> Records contained in a dataset
======

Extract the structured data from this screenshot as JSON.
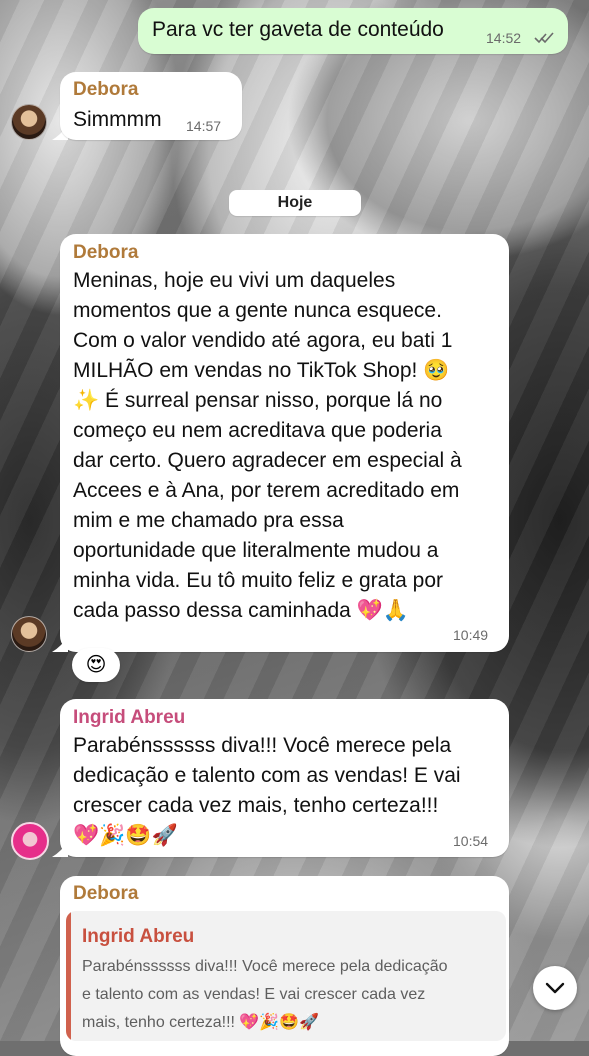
{
  "messages": {
    "outgoing": {
      "text": "Para vc ter gaveta de conteúdo",
      "time": "14:52",
      "status_icon": "double-check-icon"
    },
    "debora_1": {
      "sender": "Debora",
      "text": "Simmmm",
      "time": "14:57"
    },
    "date_separator": "Hoje",
    "debora_2": {
      "sender": "Debora",
      "lines": [
        "Meninas, hoje eu vivi um daqueles",
        "momentos que a gente nunca esquece.",
        "Com o valor vendido até agora, eu bati 1",
        "MILHÃO em vendas no TikTok Shop! 🥹",
        "✨ É surreal pensar nisso, porque lá no",
        "começo eu nem acreditava que poderia",
        "dar certo. Quero agradecer em especial à",
        "Accees e à Ana, por terem acreditado em",
        "mim e me chamado pra essa",
        "oportunidade que literalmente mudou a",
        "minha vida. Eu tô muito feliz e grata por",
        "cada passo dessa caminhada 💖🙏"
      ],
      "time": "10:49",
      "reaction": "😍"
    },
    "ingrid": {
      "sender": "Ingrid Abreu",
      "lines": [
        "Parabénssssss diva!!! Você merece pela",
        "dedicação e talento com as vendas! E vai",
        "crescer cada vez mais, tenho certeza!!!",
        "💖🎉🤩🚀"
      ],
      "time": "10:54"
    },
    "debora_3": {
      "sender": "Debora",
      "quote_sender": "Ingrid Abreu",
      "quote_lines": [
        "Parabénssssss diva!!! Você merece pela dedicação",
        "e talento com as vendas! E vai crescer cada vez",
        "mais, tenho certeza!!! 💖🎉🤩🚀"
      ]
    }
  },
  "scroll_button_icon": "chevron-down-icon"
}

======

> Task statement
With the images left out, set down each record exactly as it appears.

> Completed task
Extract the structured data from this screenshot as JSON.
{
  "messages": {
    "outgoing": {
      "text": "Para vc ter gaveta de conteúdo",
      "time": "14:52",
      "status_icon": "double-check-icon"
    },
    "debora_1": {
      "sender": "Debora",
      "text": "Simmmm",
      "time": "14:57"
    },
    "date_separator": "Hoje",
    "debora_2": {
      "sender": "Debora",
      "lines": [
        "Meninas, hoje eu vivi um daqueles",
        "momentos que a gente nunca esquece.",
        "Com o valor vendido até agora, eu bati 1",
        "MILHÃO em vendas no TikTok Shop! 🥹",
        "✨ É surreal pensar nisso, porque lá no",
        "começo eu nem acreditava que poderia",
        "dar certo. Quero agradecer em especial à",
        "Accees e à Ana, por terem acreditado em",
        "mim e me chamado pra essa",
        "oportunidade que literalmente mudou a",
        "minha vida. Eu tô muito feliz e grata por",
        "cada passo dessa caminhada 💖🙏"
      ],
      "time": "10:49",
      "reaction": "😍"
    },
    "ingrid": {
      "sender": "Ingrid Abreu",
      "lines": [
        "Parabénssssss diva!!! Você merece pela",
        "dedicação e talento com as vendas! E vai",
        "crescer cada vez mais, tenho certeza!!!",
        "💖🎉🤩🚀"
      ],
      "time": "10:54"
    },
    "debora_3": {
      "sender": "Debora",
      "quote_sender": "Ingrid Abreu",
      "quote_lines": [
        "Parabénssssss diva!!! Você merece pela dedicação",
        "e talento com as vendas! E vai crescer cada vez",
        "mais, tenho certeza!!! 💖🎉🤩🚀"
      ]
    }
  },
  "scroll_button_icon": "chevron-down-icon"
}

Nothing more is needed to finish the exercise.